> [What needs to be done]:
Word for word, repeat the data that follows. Do not include the pictures.

(Records from a data source)
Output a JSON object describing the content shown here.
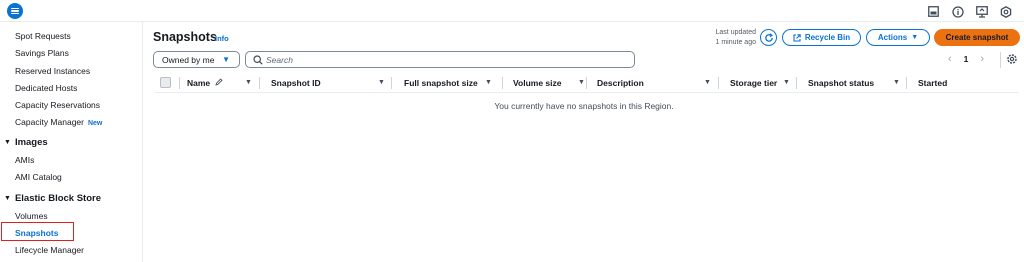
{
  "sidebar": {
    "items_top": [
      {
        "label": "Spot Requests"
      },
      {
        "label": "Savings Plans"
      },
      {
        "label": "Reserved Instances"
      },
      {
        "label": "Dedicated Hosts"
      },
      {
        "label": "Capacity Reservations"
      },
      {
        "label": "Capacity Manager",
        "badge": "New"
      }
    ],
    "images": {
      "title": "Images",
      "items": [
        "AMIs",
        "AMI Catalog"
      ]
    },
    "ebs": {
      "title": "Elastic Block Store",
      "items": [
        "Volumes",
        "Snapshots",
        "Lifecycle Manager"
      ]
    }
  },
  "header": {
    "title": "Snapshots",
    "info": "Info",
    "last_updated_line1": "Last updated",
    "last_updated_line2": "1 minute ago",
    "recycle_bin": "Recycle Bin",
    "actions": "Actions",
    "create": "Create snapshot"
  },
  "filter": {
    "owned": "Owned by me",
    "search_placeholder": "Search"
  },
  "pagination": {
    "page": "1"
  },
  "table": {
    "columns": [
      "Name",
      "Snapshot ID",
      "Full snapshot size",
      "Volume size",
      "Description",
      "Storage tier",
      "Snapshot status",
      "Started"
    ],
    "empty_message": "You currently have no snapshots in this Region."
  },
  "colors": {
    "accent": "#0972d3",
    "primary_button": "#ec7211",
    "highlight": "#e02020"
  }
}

> [Result below]:
Output a JSON object describing the content shown here.
{
  "sidebar": {
    "items_top": [
      {
        "label": "Spot Requests"
      },
      {
        "label": "Savings Plans"
      },
      {
        "label": "Reserved Instances"
      },
      {
        "label": "Dedicated Hosts"
      },
      {
        "label": "Capacity Reservations"
      },
      {
        "label": "Capacity Manager",
        "badge": "New"
      }
    ],
    "images": {
      "title": "Images",
      "items": [
        "AMIs",
        "AMI Catalog"
      ]
    },
    "ebs": {
      "title": "Elastic Block Store",
      "items": [
        "Volumes",
        "Snapshots",
        "Lifecycle Manager"
      ]
    }
  },
  "header": {
    "title": "Snapshots",
    "info": "Info",
    "last_updated_line1": "Last updated",
    "last_updated_line2": "1 minute ago",
    "recycle_bin": "Recycle Bin",
    "actions": "Actions",
    "create": "Create snapshot"
  },
  "filter": {
    "owned": "Owned by me",
    "search_placeholder": "Search"
  },
  "pagination": {
    "page": "1"
  },
  "table": {
    "columns": [
      "Name",
      "Snapshot ID",
      "Full snapshot size",
      "Volume size",
      "Description",
      "Storage tier",
      "Snapshot status",
      "Started"
    ],
    "empty_message": "You currently have no snapshots in this Region."
  },
  "colors": {
    "accent": "#0972d3",
    "primary_button": "#ec7211",
    "highlight": "#e02020"
  }
}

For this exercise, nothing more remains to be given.